** Opening EXCERPTED RECORDS block **
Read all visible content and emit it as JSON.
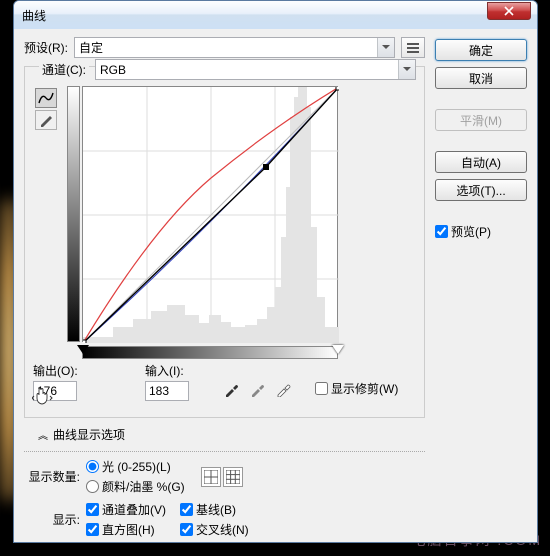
{
  "window": {
    "title": "曲线"
  },
  "preset": {
    "label": "预设(R):",
    "value": "自定"
  },
  "channel": {
    "label": "通道(C):",
    "value": "RGB"
  },
  "output": {
    "label": "输出(O):",
    "value": "176"
  },
  "input": {
    "label": "输入(I):",
    "value": "183"
  },
  "clip": {
    "label": "显示修剪(W)"
  },
  "expand": {
    "label": "曲线显示选项"
  },
  "display_amount": {
    "label": "显示数量:",
    "opt_light": "光 (0-255)(L)",
    "opt_ink": "颜料/油墨 %(G)"
  },
  "show": {
    "label": "显示:",
    "overlay": "通道叠加(V)",
    "baseline": "基线(B)",
    "histogram": "直方图(H)",
    "intersection": "交叉线(N)"
  },
  "buttons": {
    "ok": "确定",
    "cancel": "取消",
    "smooth": "平滑(M)",
    "auto": "自动(A)",
    "options": "选项(T)...",
    "preview": "预览(P)"
  },
  "watermark": "电脑百事网 .COM",
  "chart_data": {
    "type": "line",
    "title": "曲线",
    "xlabel": "输入",
    "ylabel": "输出",
    "xlim": [
      0,
      255
    ],
    "ylim": [
      0,
      255
    ],
    "series": [
      {
        "name": "baseline",
        "x": [
          0,
          255
        ],
        "y": [
          0,
          255
        ],
        "color": "#888"
      },
      {
        "name": "RGB",
        "x": [
          0,
          183,
          255
        ],
        "y": [
          0,
          176,
          255
        ],
        "color": "#000"
      },
      {
        "name": "red-channel",
        "x": [
          0,
          60,
          128,
          200,
          255
        ],
        "y": [
          0,
          90,
          165,
          228,
          255
        ],
        "color": "#e04040"
      },
      {
        "name": "blue-channel",
        "x": [
          0,
          128,
          255
        ],
        "y": [
          0,
          118,
          255
        ],
        "color": "#3040c0"
      }
    ],
    "active_point": {
      "x": 183,
      "y": 176
    }
  }
}
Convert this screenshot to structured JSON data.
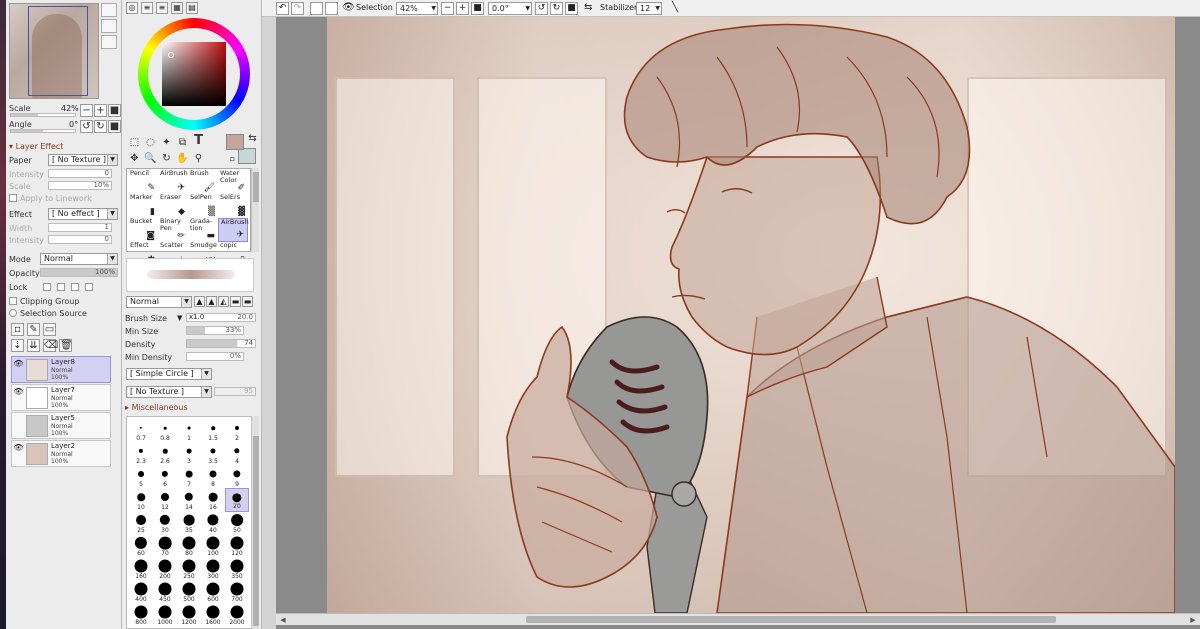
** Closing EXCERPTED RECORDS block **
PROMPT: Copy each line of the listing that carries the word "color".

SOLUTION TO THIS TASK:
        "color": "#888"
        "color": "#000"
        "color": "#e04040"
        "color": "#3040c0"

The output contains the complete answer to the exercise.